The idea that to be a Christian you have to “believe in the Bible” (meaning, believe that it is in some sense infallible) is a modern invention. Church historians have traced the view, rather precisely, to the Niagara Conference on the Bible, in the 1870s, held over a number of years to foster belief in the Bible in opposition to liberal theologians who were accepting the results of historical scholarship. In 1878 the conference summarized the true faith in a series of fourteen statements. The very first one — to be believed above all else — was not belief in God, or in the death and resurrection of Jesus. It was belief in the Bible….
To make faith in the Bible the most important tenet of Christianity was a radical shift in thinking — away, for example, from traditional statements of faith such as the Apostles Creed and the Nicene Creed, which say not a word about belief in the Bible….
Here are the historical realities. Christianity existed before the Bible came into being: no one decided that our twenty-seven books of the New Testament should be “the” Christian Scripture until three hundred years after the death of the apostles.
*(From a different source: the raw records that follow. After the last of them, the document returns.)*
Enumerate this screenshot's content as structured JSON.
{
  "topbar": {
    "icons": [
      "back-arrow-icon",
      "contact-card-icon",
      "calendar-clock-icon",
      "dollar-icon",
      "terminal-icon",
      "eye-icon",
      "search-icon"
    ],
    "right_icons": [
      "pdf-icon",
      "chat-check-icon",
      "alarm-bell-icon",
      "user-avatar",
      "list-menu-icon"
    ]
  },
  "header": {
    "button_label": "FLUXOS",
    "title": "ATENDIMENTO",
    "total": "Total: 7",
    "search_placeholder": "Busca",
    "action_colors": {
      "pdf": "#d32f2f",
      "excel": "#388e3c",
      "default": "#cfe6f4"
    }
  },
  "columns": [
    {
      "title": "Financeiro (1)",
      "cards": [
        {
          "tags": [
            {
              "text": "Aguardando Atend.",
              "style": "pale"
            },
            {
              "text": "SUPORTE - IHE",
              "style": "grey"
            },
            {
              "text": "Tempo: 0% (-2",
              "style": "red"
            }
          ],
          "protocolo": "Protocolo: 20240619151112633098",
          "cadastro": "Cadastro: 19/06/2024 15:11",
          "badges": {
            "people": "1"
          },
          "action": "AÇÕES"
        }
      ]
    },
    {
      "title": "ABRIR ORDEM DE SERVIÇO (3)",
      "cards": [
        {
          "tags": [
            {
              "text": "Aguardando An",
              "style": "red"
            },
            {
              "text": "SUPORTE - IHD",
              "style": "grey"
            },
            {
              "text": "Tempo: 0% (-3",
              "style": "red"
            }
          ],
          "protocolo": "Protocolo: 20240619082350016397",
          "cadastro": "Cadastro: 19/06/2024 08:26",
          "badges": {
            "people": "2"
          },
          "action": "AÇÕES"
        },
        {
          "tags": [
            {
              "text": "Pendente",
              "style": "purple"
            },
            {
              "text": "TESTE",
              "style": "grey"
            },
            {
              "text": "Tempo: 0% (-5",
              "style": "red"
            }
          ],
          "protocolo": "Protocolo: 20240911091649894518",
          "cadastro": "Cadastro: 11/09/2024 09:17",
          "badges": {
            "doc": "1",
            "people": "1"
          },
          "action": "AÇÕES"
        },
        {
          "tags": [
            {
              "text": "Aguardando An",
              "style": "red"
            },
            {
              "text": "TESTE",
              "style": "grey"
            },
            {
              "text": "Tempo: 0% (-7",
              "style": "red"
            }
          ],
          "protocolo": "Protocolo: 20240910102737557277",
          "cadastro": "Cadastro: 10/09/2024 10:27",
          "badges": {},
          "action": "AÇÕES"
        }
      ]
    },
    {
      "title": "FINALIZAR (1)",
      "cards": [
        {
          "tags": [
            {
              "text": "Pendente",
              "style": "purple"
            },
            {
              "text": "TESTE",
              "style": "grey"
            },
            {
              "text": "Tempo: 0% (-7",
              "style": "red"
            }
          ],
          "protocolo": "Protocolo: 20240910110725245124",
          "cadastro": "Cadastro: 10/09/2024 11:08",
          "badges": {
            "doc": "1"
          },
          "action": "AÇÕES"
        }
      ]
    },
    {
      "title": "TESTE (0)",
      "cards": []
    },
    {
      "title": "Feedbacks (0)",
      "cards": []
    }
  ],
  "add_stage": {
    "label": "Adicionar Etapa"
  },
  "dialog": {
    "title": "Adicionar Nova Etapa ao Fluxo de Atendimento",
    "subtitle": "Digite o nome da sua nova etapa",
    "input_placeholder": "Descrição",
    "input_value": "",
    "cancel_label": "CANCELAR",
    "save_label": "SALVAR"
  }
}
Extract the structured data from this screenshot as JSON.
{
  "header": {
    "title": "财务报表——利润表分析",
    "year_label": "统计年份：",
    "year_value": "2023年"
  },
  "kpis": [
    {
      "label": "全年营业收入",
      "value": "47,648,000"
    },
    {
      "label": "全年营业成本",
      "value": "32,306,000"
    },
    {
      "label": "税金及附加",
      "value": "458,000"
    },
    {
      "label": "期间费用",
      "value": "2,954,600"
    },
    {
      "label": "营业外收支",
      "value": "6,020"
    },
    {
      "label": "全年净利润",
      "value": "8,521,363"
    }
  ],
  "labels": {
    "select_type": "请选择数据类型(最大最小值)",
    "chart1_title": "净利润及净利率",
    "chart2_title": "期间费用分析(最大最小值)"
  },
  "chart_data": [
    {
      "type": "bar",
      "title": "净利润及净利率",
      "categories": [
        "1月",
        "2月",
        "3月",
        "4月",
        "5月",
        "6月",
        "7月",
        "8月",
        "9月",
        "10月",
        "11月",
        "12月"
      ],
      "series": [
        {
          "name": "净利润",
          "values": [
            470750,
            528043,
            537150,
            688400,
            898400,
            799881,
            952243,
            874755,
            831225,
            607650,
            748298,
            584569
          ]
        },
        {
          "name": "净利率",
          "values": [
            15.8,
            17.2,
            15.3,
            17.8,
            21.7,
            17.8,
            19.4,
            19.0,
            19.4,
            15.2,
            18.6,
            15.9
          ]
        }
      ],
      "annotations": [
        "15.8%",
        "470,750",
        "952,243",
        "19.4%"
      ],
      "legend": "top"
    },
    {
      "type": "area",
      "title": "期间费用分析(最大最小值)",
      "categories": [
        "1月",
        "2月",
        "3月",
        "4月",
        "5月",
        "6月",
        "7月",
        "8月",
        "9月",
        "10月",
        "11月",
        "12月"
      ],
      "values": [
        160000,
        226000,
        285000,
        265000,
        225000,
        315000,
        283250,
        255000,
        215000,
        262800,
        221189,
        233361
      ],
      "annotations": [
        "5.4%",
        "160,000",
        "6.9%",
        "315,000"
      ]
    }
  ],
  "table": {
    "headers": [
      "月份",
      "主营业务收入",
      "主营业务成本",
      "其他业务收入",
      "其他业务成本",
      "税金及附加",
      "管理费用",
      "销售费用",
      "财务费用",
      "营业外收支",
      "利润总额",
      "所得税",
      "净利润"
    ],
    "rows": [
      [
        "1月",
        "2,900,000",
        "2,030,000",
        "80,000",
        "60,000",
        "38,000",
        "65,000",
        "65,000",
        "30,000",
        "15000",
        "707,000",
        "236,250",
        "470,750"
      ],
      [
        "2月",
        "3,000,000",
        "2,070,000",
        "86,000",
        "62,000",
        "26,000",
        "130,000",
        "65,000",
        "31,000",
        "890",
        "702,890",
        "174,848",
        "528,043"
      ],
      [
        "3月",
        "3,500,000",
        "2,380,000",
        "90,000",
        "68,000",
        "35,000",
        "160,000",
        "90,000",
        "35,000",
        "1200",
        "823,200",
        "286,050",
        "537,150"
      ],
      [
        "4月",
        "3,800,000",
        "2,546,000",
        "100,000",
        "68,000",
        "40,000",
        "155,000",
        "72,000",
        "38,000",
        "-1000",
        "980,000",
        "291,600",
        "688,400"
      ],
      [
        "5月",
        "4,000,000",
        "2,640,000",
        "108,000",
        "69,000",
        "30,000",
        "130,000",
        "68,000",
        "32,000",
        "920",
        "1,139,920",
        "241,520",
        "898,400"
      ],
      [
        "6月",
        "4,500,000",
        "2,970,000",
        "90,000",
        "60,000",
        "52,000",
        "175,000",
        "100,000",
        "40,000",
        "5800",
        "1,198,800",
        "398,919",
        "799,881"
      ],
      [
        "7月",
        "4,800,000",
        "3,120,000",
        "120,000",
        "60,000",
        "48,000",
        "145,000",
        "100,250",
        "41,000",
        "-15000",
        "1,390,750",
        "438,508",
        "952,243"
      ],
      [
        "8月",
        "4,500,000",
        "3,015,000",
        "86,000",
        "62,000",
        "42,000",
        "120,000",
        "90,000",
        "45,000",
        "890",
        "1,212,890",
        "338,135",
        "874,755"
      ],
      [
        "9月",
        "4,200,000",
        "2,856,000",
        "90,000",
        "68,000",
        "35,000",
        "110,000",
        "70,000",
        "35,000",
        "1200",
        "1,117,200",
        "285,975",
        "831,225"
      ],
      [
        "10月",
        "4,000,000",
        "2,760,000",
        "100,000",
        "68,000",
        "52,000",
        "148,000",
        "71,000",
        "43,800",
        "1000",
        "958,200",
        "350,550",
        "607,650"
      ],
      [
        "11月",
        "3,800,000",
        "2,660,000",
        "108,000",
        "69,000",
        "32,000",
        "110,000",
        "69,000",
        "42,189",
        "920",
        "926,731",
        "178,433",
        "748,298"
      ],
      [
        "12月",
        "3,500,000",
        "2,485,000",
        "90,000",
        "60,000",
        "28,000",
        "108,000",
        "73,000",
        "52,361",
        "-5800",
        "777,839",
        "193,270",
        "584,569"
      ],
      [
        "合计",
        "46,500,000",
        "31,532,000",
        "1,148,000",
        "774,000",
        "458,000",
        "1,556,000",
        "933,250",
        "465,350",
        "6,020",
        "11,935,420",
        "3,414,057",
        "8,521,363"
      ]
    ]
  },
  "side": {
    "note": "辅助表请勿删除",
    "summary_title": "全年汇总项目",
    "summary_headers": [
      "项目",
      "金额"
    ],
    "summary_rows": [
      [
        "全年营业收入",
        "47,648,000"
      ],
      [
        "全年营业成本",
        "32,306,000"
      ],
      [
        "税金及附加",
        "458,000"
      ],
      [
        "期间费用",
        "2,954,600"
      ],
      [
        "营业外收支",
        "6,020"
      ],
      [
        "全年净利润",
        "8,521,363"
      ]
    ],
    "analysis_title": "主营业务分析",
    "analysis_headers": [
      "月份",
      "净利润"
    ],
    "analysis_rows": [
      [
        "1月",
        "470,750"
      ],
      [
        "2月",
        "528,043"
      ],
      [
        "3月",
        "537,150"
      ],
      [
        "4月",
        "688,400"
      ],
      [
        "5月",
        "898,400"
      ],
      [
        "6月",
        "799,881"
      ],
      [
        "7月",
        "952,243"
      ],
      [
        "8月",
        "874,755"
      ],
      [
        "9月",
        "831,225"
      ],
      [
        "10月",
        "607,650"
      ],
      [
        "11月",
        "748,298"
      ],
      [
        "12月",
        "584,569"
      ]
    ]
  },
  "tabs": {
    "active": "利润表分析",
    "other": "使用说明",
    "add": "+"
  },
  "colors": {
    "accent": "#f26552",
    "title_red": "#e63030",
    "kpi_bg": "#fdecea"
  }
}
Since that time Christianity has existed in places where there were no Bibles to be found, where no one could read the Bible, where no one correctly understood the Bible. Yet it has existed. Christianity does not stand or fall with the Bible.
And so, biblical scholarship will not destroy Christianity. It might de-convert people away from a modern form of fundamentalist belief. But that might be a very good thing indeed.
I think Ehrman is being a little coy. If you read the introduction to Misquoting Jesus, you get a brief version of Ehrman’s faith journey, which basically boils down to “I was a conservative, Bible-believing Christian for a while, and because of that I got deep into Biblical scholarship, and what I learned about the Bible turned me agnostic.” I don’t think he’s lying here–he certainly knows that there are a lot of Christians who take a liberal or post-liberal stance toward the scriptures but are still guided by a deep faith in Jesus. I’m one of them. But I think if Ehrman were really pressed on this point, he would admit that while there are people who accept Biblical criticism while retaining Christian faith, he himself doesn’t find that position tenable.
I don’t want to pick on Ehrman too much. I’m pretty appreciative of his books, which essentially take the basic Biblical information you’ll learn in a mainline seminary and make it accessible to a mass audience. We ought to be discussing the difficulties with the Bible in church more, and it really isn’t Ehrman’s fault that some people learn this information and drift away from faith. (As per this post, I think it’s the fault of the kinds of churches who essentially make their congregants choose between believing in inerrancy or becoming an atheist.) But he ought to be a more honest about the reality that his books certainly will provoke a faith crisis in a fair number of his readers, if not an outright rejection of Christianity.